The bureau worked with surgeons, pathologists and a neurosurgeon from the Royal Victoria Hospital in Belfast and Downpatrick Hospital on the dentist's case, but they hit an obstacle because of the lack of a definitive original diagnosis for the dentist's paralysis. Time passed. In order to determine the right diagnosis, the man, who was by now in his 70s, would have had to undergo a painful bone biopsy.
Murray said a pragmatic approach was taken. "It was decided that we would not subject him to that because he was well and had recovered well; he was enjoying life - so why interfere with him and cause him pain?"
The next major cure the medical bureau dealt with was that of Marion Carroll in September 1989. "It was a very dramatic and very rapid recovery. Various people witnessed Marion, who had been bedridden, literally getting up out of her stretcher and walking."
But again, there was no definitive diagnosis of Carroll's condition. There were no MRI scans back then.

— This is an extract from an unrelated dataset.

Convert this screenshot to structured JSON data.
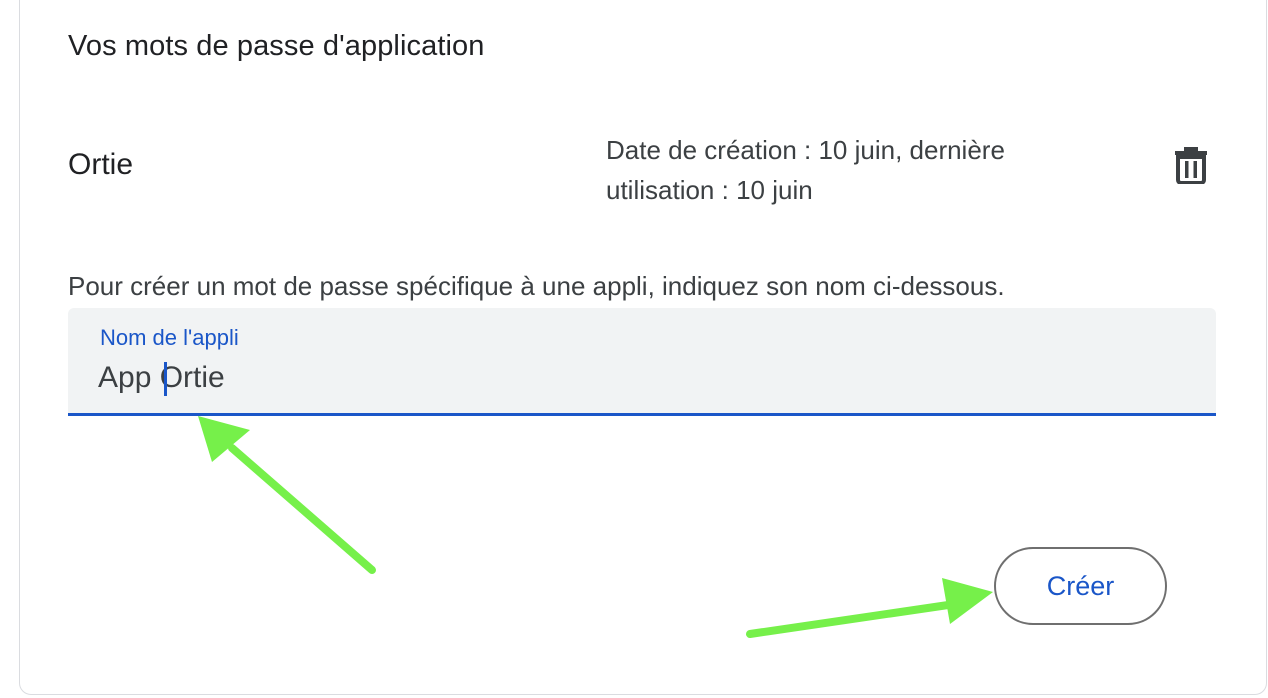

Dr Murray dealt with two eminent physicians in his investigation of Carroll's case. One was the late Professor Ciaran McCarthy, emeritus professor of medicine at University College Galway and a consultant at University College Hospital Galway. The other was Dr Timothy Counihan, a consultant neurologist at Galway University Hospital. The last line from Professor McCarthy's report said: "My feeling is that her improvement is very unlikely to be explained by conventional medical wisdom."
Both the official Church, as Archbishop Michael Neary emphasised last weekend, and the medical profession are "cautious" when dealing with claims of miraculous healing and are slow to make any pronouncement.
Dr Murray brings the critical eye of a medical practitioner to the reality of a shrine which attracts up to one million visitors annually. "Knock is not about miracles - it is about reconciliation," he observes, confirming no further investigations are underway.
Increasingly, there is a recognition that the emphasis in places like Knock should be the healing of the pilgrim's relationships with God, with others, and with themselves, as Archbishop Neary put it last week.
Senator Joan Freeman embodies this more nuanced understanding. As a 16-year-old she visited Knock and the eczema which had dogged her from childhood disappeared.
"As an adult looking back on the experience, I realise that there were lots of other explanations that could be offered for the cure."
But she still believes that miracles can and do happen. "These miracles are not always the spectacular ones dealing with physical health - miracles can be as simple as a solution to some insolvable problem, an answer to an unanswerable question, or a positive result when failure was expected.
"Faith is extraordinary, it can move mountains, it can bring peace and most important of all it can bring hope to a situation that seems hopeless."